*** Opening of Information given ***

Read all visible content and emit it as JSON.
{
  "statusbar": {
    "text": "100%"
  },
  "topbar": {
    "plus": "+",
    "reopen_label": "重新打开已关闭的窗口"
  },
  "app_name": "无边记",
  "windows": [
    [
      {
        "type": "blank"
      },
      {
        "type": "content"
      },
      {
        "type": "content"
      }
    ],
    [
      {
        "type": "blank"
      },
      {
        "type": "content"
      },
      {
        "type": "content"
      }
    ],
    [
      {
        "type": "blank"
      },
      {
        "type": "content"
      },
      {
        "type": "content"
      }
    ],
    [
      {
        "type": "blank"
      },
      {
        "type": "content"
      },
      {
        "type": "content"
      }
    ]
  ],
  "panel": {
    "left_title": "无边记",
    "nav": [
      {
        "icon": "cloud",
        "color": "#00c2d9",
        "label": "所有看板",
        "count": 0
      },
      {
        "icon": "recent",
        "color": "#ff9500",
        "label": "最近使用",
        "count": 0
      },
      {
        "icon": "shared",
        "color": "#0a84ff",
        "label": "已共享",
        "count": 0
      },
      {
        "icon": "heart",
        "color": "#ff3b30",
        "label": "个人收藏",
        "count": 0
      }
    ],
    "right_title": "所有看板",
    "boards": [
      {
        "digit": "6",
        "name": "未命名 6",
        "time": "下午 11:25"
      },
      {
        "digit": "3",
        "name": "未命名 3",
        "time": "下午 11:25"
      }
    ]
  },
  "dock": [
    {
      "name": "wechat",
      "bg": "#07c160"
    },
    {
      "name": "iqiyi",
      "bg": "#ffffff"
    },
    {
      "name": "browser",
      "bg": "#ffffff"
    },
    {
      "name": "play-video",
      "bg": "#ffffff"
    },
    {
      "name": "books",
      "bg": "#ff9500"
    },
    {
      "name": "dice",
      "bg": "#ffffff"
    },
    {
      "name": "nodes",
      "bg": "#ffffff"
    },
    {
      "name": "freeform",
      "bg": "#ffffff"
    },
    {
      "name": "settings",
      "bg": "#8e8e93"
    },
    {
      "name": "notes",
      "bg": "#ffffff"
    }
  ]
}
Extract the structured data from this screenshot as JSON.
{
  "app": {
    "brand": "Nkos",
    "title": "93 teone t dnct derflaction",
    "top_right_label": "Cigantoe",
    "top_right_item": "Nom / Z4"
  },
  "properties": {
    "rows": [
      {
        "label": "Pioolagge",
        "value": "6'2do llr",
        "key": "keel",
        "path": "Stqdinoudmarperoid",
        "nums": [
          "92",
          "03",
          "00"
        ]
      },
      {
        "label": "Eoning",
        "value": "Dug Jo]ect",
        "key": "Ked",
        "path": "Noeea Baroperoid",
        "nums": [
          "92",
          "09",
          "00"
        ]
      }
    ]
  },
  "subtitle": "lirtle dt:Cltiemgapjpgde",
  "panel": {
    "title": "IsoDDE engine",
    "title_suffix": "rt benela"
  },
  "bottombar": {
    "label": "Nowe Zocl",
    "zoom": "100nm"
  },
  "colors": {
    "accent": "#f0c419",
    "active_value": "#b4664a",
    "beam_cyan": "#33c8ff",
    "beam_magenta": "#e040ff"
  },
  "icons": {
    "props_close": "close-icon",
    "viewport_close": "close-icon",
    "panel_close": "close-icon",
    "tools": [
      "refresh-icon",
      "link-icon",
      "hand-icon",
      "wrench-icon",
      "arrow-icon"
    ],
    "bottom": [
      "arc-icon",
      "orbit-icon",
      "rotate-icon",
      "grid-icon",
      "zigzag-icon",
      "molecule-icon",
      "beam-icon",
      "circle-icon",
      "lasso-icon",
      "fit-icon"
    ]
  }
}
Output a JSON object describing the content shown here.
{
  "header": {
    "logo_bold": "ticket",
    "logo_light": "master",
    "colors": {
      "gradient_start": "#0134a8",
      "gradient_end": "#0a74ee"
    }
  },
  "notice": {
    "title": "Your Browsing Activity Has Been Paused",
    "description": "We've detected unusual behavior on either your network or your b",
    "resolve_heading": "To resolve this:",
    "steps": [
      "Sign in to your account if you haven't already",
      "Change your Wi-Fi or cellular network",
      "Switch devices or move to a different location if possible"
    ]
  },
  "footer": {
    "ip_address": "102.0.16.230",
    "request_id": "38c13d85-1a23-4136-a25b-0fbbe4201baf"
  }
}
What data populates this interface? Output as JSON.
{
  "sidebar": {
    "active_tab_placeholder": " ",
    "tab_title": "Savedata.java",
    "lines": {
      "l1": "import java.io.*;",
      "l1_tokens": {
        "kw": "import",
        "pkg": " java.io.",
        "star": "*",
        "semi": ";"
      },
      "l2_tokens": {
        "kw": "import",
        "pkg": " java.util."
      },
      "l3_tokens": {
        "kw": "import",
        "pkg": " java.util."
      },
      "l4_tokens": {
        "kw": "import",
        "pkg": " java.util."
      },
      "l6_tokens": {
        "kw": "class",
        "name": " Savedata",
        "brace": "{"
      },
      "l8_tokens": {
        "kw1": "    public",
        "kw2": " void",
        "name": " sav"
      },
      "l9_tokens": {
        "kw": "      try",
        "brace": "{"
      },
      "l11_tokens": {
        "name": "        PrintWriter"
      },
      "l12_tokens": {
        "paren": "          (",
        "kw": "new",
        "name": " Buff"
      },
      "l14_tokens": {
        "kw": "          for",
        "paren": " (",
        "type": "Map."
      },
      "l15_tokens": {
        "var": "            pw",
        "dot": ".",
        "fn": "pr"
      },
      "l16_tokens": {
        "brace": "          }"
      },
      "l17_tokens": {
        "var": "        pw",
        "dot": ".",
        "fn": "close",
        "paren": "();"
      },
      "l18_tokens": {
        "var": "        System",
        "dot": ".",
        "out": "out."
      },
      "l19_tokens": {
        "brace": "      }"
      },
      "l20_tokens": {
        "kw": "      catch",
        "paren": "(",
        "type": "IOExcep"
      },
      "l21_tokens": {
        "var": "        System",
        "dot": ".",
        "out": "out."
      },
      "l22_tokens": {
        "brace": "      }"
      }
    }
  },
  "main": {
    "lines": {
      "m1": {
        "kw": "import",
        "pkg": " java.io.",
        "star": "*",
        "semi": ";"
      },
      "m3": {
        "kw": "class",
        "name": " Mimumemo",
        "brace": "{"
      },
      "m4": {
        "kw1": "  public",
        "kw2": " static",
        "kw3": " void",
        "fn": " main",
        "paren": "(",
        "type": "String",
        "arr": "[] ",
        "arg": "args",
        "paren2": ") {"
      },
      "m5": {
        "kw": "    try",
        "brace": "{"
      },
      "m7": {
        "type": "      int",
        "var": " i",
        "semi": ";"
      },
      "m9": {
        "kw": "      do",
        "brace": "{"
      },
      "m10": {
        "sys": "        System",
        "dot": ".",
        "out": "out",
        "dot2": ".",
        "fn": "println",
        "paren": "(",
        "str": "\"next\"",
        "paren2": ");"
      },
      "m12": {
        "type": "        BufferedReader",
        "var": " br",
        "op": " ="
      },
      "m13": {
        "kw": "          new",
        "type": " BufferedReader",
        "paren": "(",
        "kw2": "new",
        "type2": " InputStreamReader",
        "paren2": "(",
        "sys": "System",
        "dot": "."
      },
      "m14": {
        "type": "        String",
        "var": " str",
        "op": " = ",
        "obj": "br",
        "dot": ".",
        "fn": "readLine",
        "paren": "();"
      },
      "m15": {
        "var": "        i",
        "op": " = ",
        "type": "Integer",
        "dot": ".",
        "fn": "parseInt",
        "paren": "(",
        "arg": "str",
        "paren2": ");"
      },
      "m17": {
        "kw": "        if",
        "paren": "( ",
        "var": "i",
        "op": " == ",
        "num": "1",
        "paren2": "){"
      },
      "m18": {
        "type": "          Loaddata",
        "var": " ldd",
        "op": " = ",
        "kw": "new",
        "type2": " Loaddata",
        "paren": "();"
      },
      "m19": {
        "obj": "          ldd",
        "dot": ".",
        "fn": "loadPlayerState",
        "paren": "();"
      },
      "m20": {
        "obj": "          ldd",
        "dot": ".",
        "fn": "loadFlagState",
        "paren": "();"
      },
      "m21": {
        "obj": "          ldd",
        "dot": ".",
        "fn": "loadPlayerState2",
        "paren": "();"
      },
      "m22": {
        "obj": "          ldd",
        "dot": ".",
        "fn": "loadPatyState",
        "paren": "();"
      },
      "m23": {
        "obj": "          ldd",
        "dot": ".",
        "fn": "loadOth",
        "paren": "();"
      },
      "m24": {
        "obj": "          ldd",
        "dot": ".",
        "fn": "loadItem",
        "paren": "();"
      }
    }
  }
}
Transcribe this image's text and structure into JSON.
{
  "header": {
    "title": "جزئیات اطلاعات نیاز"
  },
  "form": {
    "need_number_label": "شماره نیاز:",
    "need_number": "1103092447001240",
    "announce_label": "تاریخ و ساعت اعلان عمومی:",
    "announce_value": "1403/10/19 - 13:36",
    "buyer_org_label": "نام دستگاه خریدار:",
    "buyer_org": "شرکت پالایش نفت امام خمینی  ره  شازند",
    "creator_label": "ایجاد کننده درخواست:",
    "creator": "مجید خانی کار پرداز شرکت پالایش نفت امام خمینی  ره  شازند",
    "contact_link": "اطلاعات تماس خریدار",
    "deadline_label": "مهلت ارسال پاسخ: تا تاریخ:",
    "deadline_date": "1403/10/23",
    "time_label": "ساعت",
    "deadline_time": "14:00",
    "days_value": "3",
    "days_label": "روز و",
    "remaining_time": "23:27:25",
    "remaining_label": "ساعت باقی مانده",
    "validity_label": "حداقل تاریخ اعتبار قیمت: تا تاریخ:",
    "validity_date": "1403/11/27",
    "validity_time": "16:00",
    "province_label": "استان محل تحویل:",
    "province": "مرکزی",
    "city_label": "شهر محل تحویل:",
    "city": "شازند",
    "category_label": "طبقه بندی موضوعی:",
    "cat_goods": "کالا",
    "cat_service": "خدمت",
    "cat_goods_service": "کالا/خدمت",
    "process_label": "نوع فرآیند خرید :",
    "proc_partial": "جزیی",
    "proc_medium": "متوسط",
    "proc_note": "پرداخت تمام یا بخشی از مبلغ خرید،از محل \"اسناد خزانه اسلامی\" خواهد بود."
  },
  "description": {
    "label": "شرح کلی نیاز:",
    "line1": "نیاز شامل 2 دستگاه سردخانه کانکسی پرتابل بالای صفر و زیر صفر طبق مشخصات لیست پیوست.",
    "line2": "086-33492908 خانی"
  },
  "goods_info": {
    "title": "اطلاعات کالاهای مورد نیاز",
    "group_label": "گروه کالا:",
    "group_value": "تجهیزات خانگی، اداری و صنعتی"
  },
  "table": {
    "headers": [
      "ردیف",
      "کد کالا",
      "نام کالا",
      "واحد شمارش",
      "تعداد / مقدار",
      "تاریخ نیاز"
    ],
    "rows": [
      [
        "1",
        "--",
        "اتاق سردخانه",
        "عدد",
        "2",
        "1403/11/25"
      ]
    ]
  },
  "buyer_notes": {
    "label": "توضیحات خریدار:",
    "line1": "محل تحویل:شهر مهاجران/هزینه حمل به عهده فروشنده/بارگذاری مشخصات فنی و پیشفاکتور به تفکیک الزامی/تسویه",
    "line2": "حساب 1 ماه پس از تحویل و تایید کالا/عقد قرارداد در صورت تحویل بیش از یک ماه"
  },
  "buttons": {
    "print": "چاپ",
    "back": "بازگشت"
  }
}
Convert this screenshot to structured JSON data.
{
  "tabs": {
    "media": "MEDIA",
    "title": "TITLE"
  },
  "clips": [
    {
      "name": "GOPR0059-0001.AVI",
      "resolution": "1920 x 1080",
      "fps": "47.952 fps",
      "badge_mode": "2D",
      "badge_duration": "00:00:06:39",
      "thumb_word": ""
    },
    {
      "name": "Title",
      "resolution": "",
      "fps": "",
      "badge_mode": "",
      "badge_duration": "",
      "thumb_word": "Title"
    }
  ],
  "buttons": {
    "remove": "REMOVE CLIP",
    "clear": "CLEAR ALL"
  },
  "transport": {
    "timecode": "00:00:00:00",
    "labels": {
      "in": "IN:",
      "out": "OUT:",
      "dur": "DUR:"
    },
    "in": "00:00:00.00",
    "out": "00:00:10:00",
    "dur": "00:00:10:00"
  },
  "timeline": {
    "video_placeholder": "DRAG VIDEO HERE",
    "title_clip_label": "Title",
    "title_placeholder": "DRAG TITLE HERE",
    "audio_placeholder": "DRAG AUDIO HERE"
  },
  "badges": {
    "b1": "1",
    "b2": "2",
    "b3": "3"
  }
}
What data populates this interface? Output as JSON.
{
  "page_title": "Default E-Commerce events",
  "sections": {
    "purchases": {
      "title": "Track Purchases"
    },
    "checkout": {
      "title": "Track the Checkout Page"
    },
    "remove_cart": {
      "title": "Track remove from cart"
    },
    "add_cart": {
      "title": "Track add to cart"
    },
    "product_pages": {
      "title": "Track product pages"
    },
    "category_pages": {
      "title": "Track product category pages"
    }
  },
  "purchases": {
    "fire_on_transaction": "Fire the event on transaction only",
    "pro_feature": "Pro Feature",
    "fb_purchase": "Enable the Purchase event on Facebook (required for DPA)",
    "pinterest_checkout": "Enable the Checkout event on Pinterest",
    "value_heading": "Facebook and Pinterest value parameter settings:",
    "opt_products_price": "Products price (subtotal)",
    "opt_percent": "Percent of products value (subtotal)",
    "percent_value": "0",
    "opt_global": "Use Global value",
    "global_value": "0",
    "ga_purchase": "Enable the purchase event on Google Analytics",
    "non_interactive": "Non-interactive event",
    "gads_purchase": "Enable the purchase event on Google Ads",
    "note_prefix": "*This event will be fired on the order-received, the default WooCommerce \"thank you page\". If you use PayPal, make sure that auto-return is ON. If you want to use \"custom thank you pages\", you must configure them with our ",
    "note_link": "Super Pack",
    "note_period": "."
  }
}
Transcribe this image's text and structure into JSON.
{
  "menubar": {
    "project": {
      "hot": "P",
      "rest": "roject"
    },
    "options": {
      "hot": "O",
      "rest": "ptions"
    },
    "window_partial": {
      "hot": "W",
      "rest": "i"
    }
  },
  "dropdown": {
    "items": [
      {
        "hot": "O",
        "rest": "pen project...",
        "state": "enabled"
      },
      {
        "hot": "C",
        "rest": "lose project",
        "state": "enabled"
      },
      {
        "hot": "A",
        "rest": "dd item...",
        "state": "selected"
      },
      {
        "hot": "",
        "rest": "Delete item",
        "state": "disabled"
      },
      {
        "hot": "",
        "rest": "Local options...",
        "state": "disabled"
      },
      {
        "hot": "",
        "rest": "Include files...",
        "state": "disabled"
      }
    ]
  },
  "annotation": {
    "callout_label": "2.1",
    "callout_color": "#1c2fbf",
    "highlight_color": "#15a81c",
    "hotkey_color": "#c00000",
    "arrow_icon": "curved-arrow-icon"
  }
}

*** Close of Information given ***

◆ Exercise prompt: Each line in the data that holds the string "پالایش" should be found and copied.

◆ Result of the task:
    "buyer_org": "شرکت پالایش نفت امام خمینی  ره  شازند",
    "creator": "مجید خانی کار پرداز شرکت پالایش نفت امام خمینی  ره  شازند",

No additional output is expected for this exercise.